- When it comes to wine, France stands alone. No other country can beat it in terms of quality and diversity. And while many of its Region, Bordeaux, Burgundy and Champagne most obviously, produce wine as rare, as sought-after and nearly as expensive as gold, there are just as many obscurities and values to be had from little known appellations throughout the country. To learn everything there is to know about French wine would take a lifetime. To understand and appreciate French wine, one only has to begin tasting them.


- The French region of Champagne (comprised of the towns of Rheims, Epernay, and Ay) was the first region in the world to make sparkling wine in any quantity. Today, the name of the region is synonymous with the finest of all sparkling wines, and winemaking traditions of Champagne have become role models for sparkling wine producers, worldwide. Surprisingly, the region of Champagne is now responsible for only one bottle in 12 of all sparkling wine produced.
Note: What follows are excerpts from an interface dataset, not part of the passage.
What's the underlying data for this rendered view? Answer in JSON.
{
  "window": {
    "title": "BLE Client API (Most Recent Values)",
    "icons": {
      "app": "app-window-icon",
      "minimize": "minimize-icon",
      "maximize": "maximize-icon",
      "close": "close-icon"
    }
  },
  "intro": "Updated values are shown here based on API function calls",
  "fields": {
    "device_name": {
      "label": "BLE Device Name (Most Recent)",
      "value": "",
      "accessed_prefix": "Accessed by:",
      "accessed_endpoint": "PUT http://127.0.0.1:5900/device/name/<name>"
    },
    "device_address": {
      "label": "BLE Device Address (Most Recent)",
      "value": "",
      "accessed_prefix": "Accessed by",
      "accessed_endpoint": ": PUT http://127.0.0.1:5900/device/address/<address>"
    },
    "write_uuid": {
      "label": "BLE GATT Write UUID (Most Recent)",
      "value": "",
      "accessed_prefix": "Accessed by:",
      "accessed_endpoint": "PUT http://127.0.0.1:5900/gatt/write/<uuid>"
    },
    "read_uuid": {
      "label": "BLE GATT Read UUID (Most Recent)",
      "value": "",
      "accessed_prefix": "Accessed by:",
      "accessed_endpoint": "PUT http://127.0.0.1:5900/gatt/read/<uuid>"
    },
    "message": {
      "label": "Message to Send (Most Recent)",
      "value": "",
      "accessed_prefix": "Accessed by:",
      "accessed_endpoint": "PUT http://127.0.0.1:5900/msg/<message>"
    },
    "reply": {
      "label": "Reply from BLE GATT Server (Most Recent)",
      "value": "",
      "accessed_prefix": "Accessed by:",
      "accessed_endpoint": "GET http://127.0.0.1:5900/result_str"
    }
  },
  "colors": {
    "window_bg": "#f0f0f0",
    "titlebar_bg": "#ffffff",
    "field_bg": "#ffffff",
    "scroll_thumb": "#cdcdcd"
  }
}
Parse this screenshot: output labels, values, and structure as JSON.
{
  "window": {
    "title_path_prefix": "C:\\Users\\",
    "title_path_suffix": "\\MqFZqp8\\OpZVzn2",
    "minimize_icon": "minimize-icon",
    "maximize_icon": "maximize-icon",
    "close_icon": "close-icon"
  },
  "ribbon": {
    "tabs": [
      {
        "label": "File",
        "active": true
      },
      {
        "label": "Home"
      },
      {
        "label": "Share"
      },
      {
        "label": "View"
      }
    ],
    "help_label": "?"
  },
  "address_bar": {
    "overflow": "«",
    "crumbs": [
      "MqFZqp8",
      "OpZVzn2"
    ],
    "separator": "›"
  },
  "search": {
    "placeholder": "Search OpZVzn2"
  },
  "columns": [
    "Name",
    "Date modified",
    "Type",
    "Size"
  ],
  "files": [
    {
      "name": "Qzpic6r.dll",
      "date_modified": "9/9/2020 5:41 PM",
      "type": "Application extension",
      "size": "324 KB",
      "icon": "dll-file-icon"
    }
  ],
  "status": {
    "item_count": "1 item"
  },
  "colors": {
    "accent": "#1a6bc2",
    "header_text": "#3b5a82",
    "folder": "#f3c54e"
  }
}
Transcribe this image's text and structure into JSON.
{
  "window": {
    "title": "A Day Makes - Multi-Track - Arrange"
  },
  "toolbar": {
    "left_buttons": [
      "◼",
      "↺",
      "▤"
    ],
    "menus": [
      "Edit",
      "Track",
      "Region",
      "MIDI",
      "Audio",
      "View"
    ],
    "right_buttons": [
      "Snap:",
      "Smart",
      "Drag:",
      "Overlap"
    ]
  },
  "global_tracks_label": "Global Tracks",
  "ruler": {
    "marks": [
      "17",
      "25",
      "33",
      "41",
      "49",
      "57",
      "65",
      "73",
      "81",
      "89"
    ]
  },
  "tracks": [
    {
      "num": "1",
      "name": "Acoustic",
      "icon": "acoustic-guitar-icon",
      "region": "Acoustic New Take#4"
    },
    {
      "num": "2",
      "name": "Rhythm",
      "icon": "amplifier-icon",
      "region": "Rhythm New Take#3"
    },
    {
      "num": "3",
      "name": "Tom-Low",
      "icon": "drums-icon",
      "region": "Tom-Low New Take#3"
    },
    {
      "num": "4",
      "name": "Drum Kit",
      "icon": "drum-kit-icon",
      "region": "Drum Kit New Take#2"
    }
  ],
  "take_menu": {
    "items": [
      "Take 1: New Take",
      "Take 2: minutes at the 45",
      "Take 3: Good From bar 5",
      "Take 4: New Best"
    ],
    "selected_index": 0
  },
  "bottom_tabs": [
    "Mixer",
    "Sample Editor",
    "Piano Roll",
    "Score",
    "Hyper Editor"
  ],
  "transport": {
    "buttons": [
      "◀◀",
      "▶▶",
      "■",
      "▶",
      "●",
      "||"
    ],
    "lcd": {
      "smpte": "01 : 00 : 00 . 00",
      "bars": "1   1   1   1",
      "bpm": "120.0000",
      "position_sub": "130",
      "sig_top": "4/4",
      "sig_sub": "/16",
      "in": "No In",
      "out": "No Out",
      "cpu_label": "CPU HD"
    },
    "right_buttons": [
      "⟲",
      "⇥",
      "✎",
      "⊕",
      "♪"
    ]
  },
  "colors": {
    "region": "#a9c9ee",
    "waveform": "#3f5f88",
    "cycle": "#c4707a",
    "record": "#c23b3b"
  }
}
Styles of champagne range from the basic brut (often blends of several vintages), single vintage champagnes, and rose.